• Exercise goal: The answer is a number and nothing else: the count of lines in these entries containing the word "simsun".

• Data listing:
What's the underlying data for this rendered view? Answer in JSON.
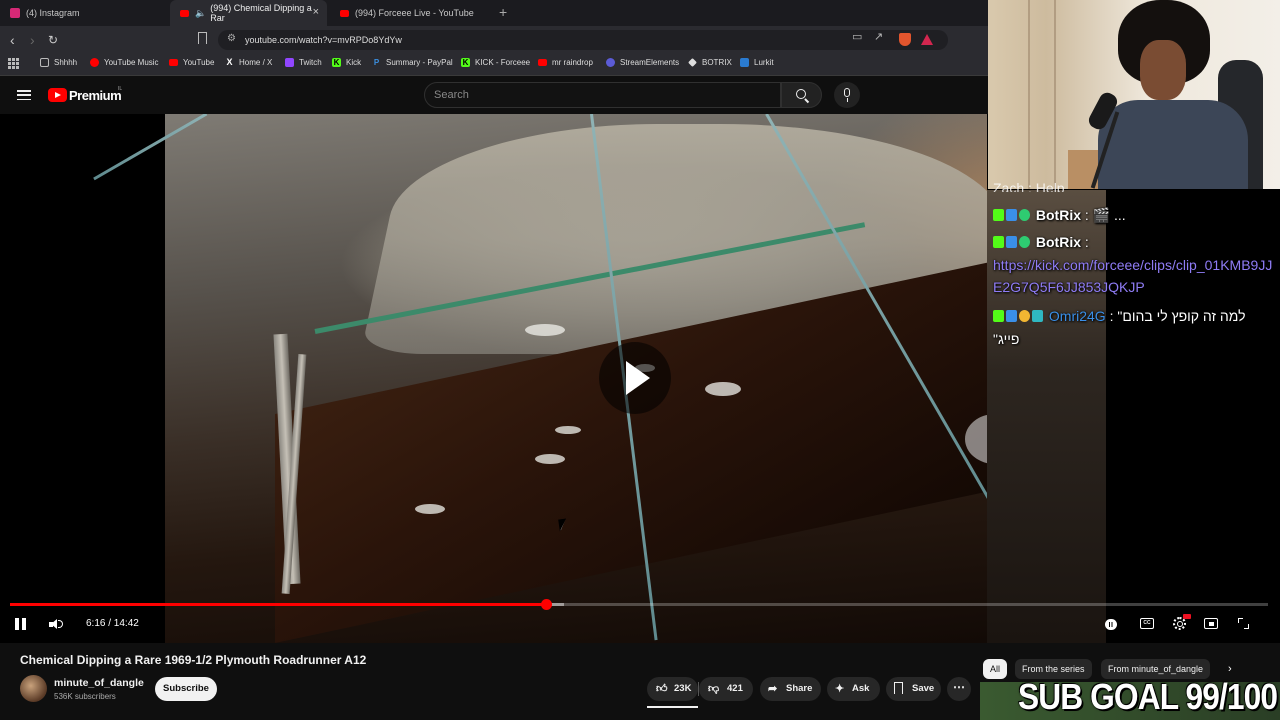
{
  "browser": {
    "tabs": [
      {
        "title": "(4) Instagram",
        "color": "#d62976",
        "active": false
      },
      {
        "title": "(994) Chemical Dipping a Rar",
        "color": "#ff0000",
        "active": true,
        "audio": true
      },
      {
        "title": "(994) Forceee Live - YouTube",
        "color": "#ff0000",
        "active": false
      }
    ],
    "url": "youtube.com/watch?v=mvRPDo8YdYw",
    "bookmarks": [
      {
        "label": "Shhhh",
        "icon": "folder-icon",
        "color": "#888888"
      },
      {
        "label": "YouTube Music",
        "icon": "youtube-music-icon",
        "color": "#ff0000"
      },
      {
        "label": "YouTube",
        "icon": "youtube-icon",
        "color": "#ff0000"
      },
      {
        "label": "Home / X",
        "icon": "x-icon",
        "color": "#000000"
      },
      {
        "label": "Twitch",
        "icon": "twitch-icon",
        "color": "#9146ff"
      },
      {
        "label": "Kick",
        "icon": "kick-icon",
        "color": "#53fc18"
      },
      {
        "label": "Summary - PayPal",
        "icon": "paypal-icon",
        "color": "#0070e0"
      },
      {
        "label": "KICK - Forceee",
        "icon": "kick-icon",
        "color": "#53fc18"
      },
      {
        "label": "mr raindrop",
        "icon": "youtube-icon",
        "color": "#ff0000"
      },
      {
        "label": "StreamElements",
        "icon": "streamelements-icon",
        "color": "#5b5bd6"
      },
      {
        "label": "BOTRIX",
        "icon": "botrix-icon",
        "color": "#dddddd"
      },
      {
        "label": "Lurkit",
        "icon": "lurkit-icon",
        "color": "#2a7bd1"
      }
    ]
  },
  "youtube": {
    "brand": "Premium",
    "brand_region": "IL",
    "search_placeholder": "Search"
  },
  "player": {
    "time_display": "6:16 / 14:42",
    "progress_fraction": 0.4263,
    "buffer_fraction": 0.44,
    "hd_badge": "HD",
    "cc_label": "CC"
  },
  "video": {
    "title": "Chemical Dipping a Rare 1969-1/2 Plymouth Roadrunner A12",
    "channel": "minute_of_dangle",
    "subscribers": "536K subscribers",
    "subscribe_label": "Subscribe",
    "likes": "23K",
    "dislikes": "421",
    "share_label": "Share",
    "ask_label": "Ask",
    "save_label": "Save"
  },
  "chips": [
    "All",
    "From the series",
    "From minute_of_dangle"
  ],
  "stream_overlay": {
    "chat_partial": "Zach : Help",
    "chat": [
      {
        "user": "BotRix",
        "sep": " :",
        "text": " 🎬 ..."
      },
      {
        "user": "BotRix",
        "sep": " :",
        "text": ""
      },
      {
        "link": "https://kick.com/forceee/clips/clip_01KMB9JJE2G7Q5F6JJ853JQKJP"
      },
      {
        "user": "Omri24G",
        "sep": " :",
        "text": " \"למה זה קופץ לי בהום",
        "text2": "\"פייג"
      }
    ],
    "sub_goal": "SUB GOAL 99/100"
  }
}
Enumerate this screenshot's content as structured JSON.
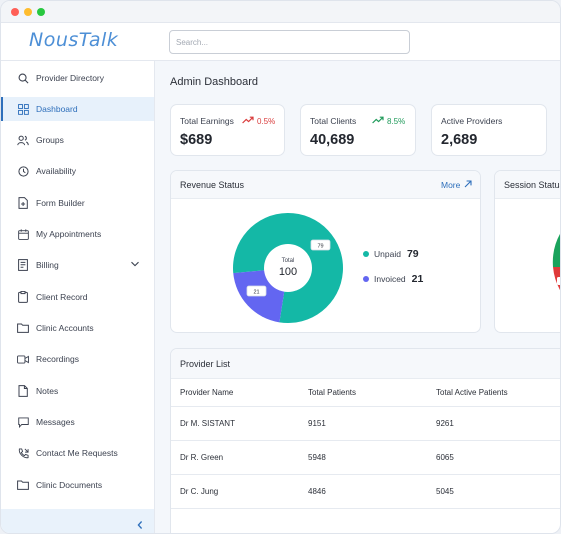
{
  "app": {
    "logo": "NousTalk"
  },
  "search": {
    "placeholder": "Search..."
  },
  "sidebar": {
    "items": [
      {
        "label": "Provider Directory",
        "icon": "search-icon"
      },
      {
        "label": "Dashboard",
        "icon": "grid-icon",
        "active": true
      },
      {
        "label": "Groups",
        "icon": "users-icon"
      },
      {
        "label": "Availability",
        "icon": "clock-icon"
      },
      {
        "label": "Form Builder",
        "icon": "file-plus-icon"
      },
      {
        "label": "My Appointments",
        "icon": "calendar-icon"
      },
      {
        "label": "Billing",
        "icon": "receipt-icon"
      },
      {
        "label": "Client Record",
        "icon": "clipboard-icon"
      },
      {
        "label": "Clinic Accounts",
        "icon": "folder-icon"
      },
      {
        "label": "Recordings",
        "icon": "video-icon"
      },
      {
        "label": "Notes",
        "icon": "file-icon"
      },
      {
        "label": "Messages",
        "icon": "message-icon"
      },
      {
        "label": "Contact Me Requests",
        "icon": "phone-icon"
      },
      {
        "label": "Clinic Documents",
        "icon": "folder-icon"
      }
    ]
  },
  "main": {
    "title": "Admin Dashboard",
    "stats": [
      {
        "label": "Total Earnings",
        "value": "$689",
        "trend": "0.5%",
        "trend_color": "#d93b3b"
      },
      {
        "label": "Total Clients",
        "value": "40,689",
        "trend": "8.5%",
        "trend_color": "#1f9a5a"
      },
      {
        "label": "Active Providers",
        "value": "2,689"
      }
    ],
    "revenue": {
      "title": "Revenue Status",
      "more": "More",
      "center_label": "Total",
      "center_value": "100",
      "legend": [
        {
          "label": "Unpaid",
          "value": "79",
          "color": "#14b8a6"
        },
        {
          "label": "Invoiced",
          "value": "21",
          "color": "#6366f1"
        }
      ]
    },
    "session": {
      "title": "Session Status"
    },
    "providers": {
      "title": "Provider List",
      "columns": [
        "Provider Name",
        "Total Patients",
        "Total Active Patients"
      ],
      "rows": [
        [
          "Dr M. SISTANT",
          "9151",
          "9261"
        ],
        [
          "Dr R. Green",
          "5948",
          "6065"
        ],
        [
          "Dr C. Jung",
          "4846",
          "5045"
        ]
      ]
    }
  }
}
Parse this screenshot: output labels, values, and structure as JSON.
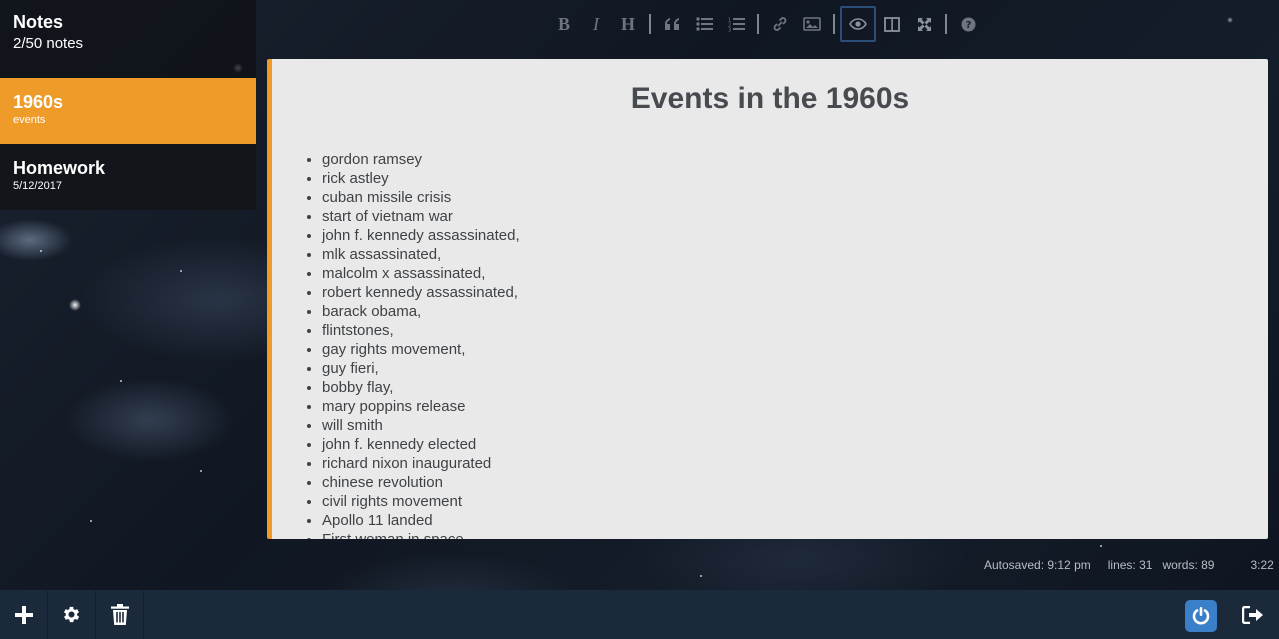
{
  "sidebar": {
    "title": "Notes",
    "count": "2/50 notes",
    "notes": [
      {
        "title": "1960s",
        "subtitle": "events"
      },
      {
        "title": "Homework",
        "subtitle": "5/12/2017"
      }
    ]
  },
  "toolbar": {
    "bold": "B",
    "italic": "I",
    "heading": "H",
    "icons": [
      "bold-icon",
      "italic-icon",
      "heading-icon",
      "quote-icon",
      "unordered-list-icon",
      "ordered-list-icon",
      "link-icon",
      "image-icon",
      "preview-icon",
      "side-by-side-icon",
      "fullscreen-icon",
      "help-icon"
    ],
    "active": "preview-icon"
  },
  "editor": {
    "title": "Events in the 1960s",
    "items": [
      "gordon ramsey",
      "rick astley",
      "cuban missile crisis",
      "start of vietnam war",
      "john f. kennedy assassinated,",
      "mlk assassinated,",
      "malcolm x assassinated,",
      "robert kennedy assassinated,",
      "barack obama,",
      "flintstones,",
      "gay rights movement,",
      "guy fieri,",
      "bobby flay,",
      "mary poppins release",
      "will smith",
      "john f. kennedy elected",
      "richard nixon inaugurated",
      "chinese revolution",
      "civil rights movement",
      "Apollo 11 landed",
      "First woman in space"
    ]
  },
  "status": {
    "autosaved": "Autosaved: 9:12 pm",
    "lines": "lines: 31",
    "words": "words: 89",
    "cursor": "3:22"
  },
  "bottombar": {
    "icons": [
      "add-icon",
      "settings-icon",
      "trash-icon",
      "power-icon",
      "logout-icon"
    ]
  },
  "colors": {
    "accent": "#ef9b2a",
    "bottombar": "#1b2a3a",
    "power_button": "#3a80c8",
    "editor_bg": "#e9e9e9"
  }
}
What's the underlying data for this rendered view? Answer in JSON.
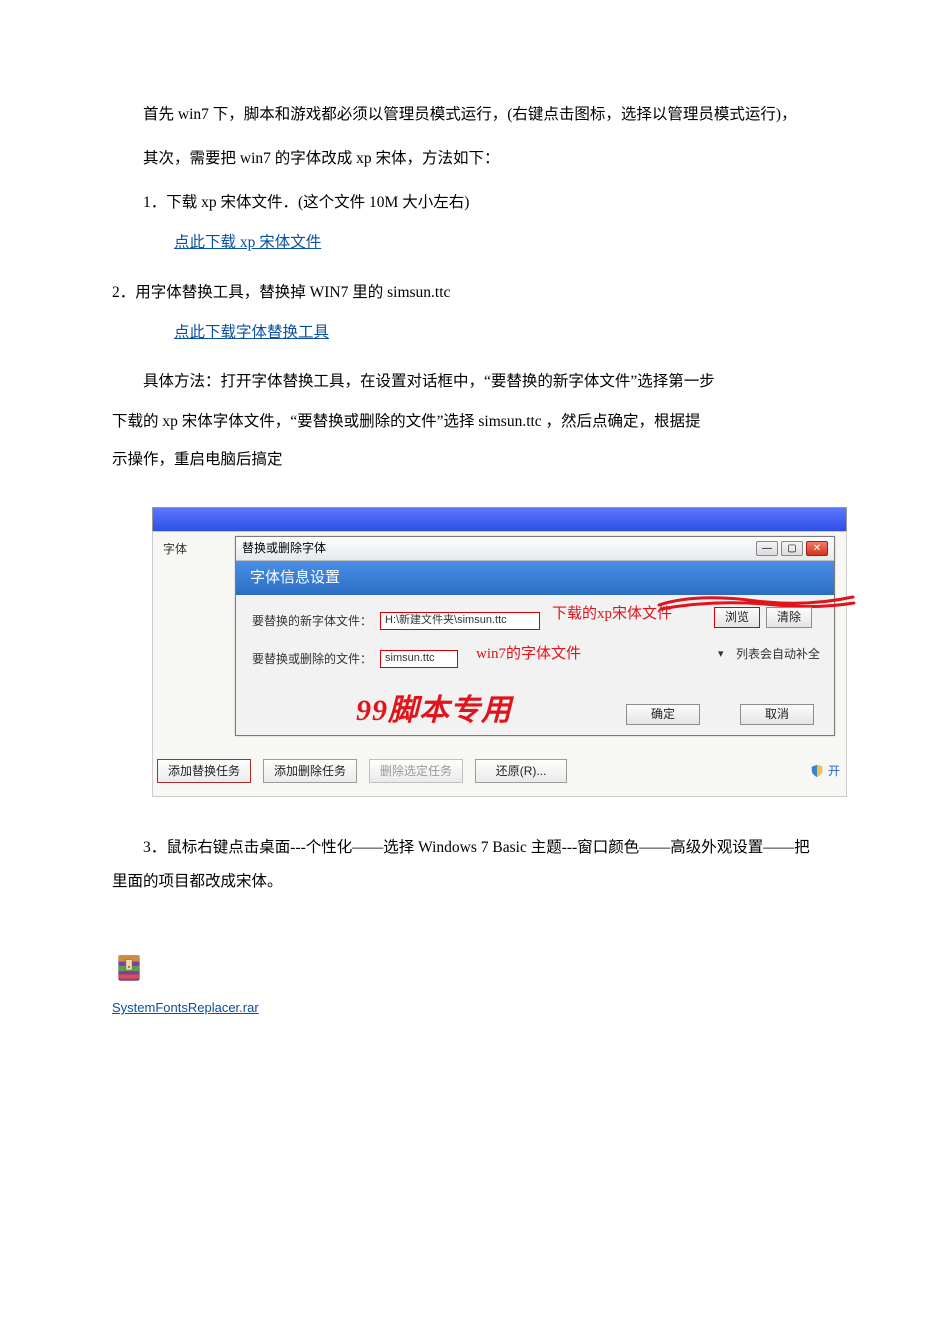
{
  "text": {
    "p1": "首先 win7 下，脚本和游戏都必须以管理员模式运行，(右键点击图标，选择以管理员模式运行)，",
    "p2": "其次，需要把 win7 的字体改成 xp 宋体，方法如下：",
    "list1_title": "1．下载 xp 宋体文件．(这个文件 10M 大小左右)",
    "link_download_font": "点此下载 xp 宋体文件",
    "list2_title": "2．用字体替换工具，替换掉 WIN7 里的 simsun.ttc",
    "link_download_tool": "点此下载字体替换工具",
    "inst_a": "具体方法：打开字体替换工具，在设置对话框中，“要替换的新字体文件”选择第一步",
    "inst_b": "下载的 xp 宋体字体文件，“要替换或删除的文件”选择 simsun.ttc ，然后点确定，根据提",
    "inst_c": "示操作，重启电脑后搞定",
    "list3": "3．鼠标右键点击桌面---个性化——选择 Windows 7 Basic 主题---窗口颜色——高级外观设置——把里面的项目都改成宋体。",
    "attachment_name": "SystemFontsReplacer.rar"
  },
  "shot": {
    "left_label": "字体",
    "dialog_title": "替换或删除字体",
    "dialog_header": "字体信息设置",
    "row1_label": "要替换的新字体文件：",
    "row1_input": "H:\\新建文件夹\\simsun.ttc",
    "row1_note": "下载的xp宋体文件",
    "browse": "浏览",
    "clear": "清除",
    "row2_label": "要替换或删除的文件：",
    "row2_input": "simsun.ttc",
    "row2_note": "win7的字体文件",
    "autofill": "列表会自动补全",
    "ok": "确定",
    "cancel": "取消",
    "watermark": "99脚本专用",
    "bottom_btn1": "添加替换任务",
    "bottom_btn2": "添加删除任务",
    "bottom_btn3": "删除选定任务",
    "bottom_btn4": "还原(R)...",
    "start": "开"
  }
}
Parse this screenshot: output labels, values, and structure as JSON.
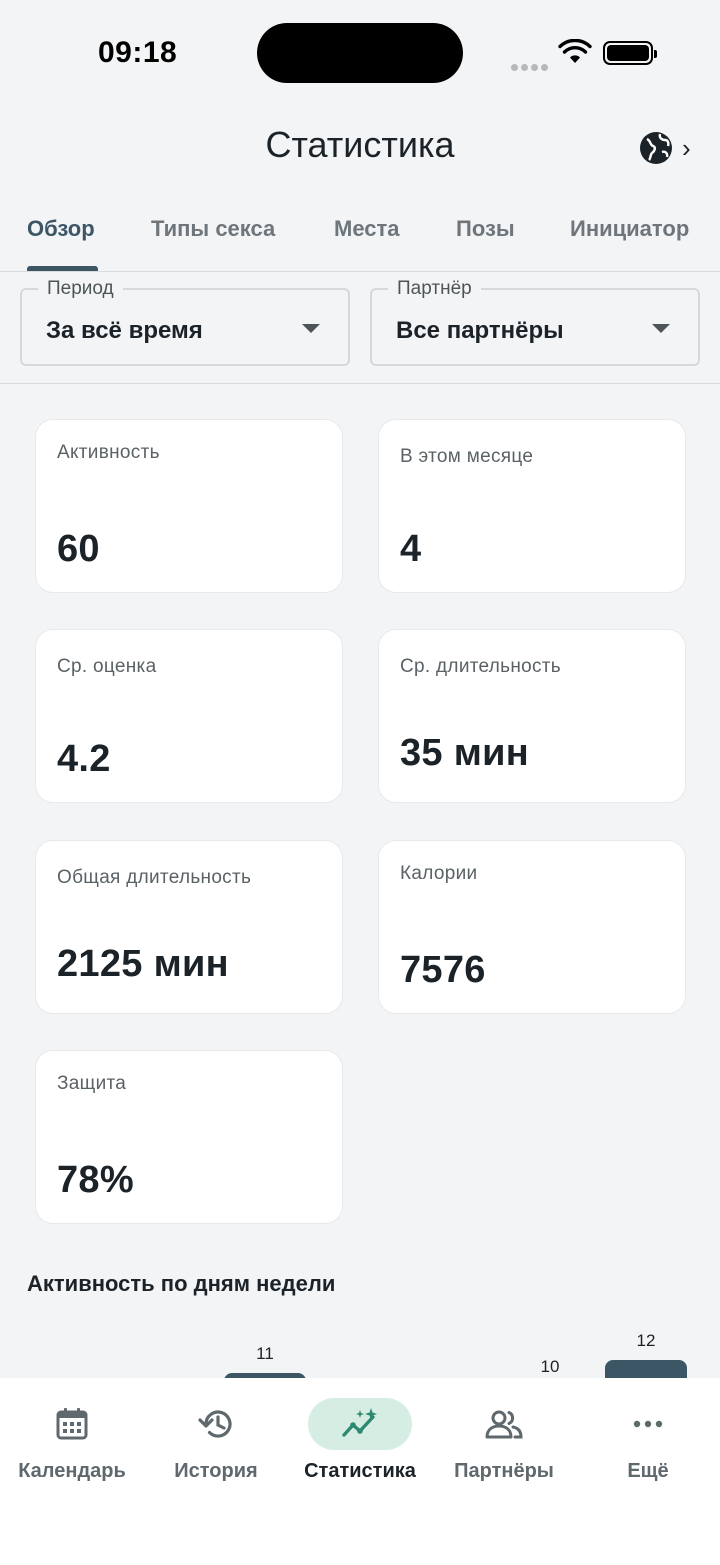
{
  "status_bar": {
    "time": "09:18"
  },
  "header": {
    "title": "Статистика"
  },
  "tabs": [
    {
      "label": "Обзор",
      "active": true
    },
    {
      "label": "Типы секса",
      "active": false
    },
    {
      "label": "Места",
      "active": false
    },
    {
      "label": "Позы",
      "active": false
    },
    {
      "label": "Инициатор",
      "active": false
    }
  ],
  "filters": {
    "period": {
      "label": "Период",
      "value": "За всё время"
    },
    "partner": {
      "label": "Партнёр",
      "value": "Все партнёры"
    }
  },
  "stats": [
    {
      "label": "Активность",
      "value": "60"
    },
    {
      "label": "В этом месяце",
      "value": "4"
    },
    {
      "label": "Ср. оценка",
      "value": "4.2"
    },
    {
      "label": "Ср. длительность",
      "value": "35 мин"
    },
    {
      "label": "Общая длительность",
      "value": "2125 мин"
    },
    {
      "label": "Калории",
      "value": "7576"
    },
    {
      "label": "Защита",
      "value": "78%"
    }
  ],
  "weekday_chart": {
    "title": "Активность по дням недели",
    "chart_data": {
      "type": "bar",
      "visible_values": [
        11,
        10,
        12
      ]
    }
  },
  "bottom_nav": [
    {
      "label": "Календарь",
      "icon": "calendar-icon",
      "active": false
    },
    {
      "label": "История",
      "icon": "history-icon",
      "active": false
    },
    {
      "label": "Статистика",
      "icon": "stats-icon",
      "active": true
    },
    {
      "label": "Партнёры",
      "icon": "partners-icon",
      "active": false
    },
    {
      "label": "Ещё",
      "icon": "more-icon",
      "active": false
    }
  ],
  "colors": {
    "accent": "#3c5666",
    "active_nav_bg": "#d6ede4",
    "active_nav_icon": "#2e8a6e",
    "background": "#f3f4f6"
  }
}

• Worked solution: 4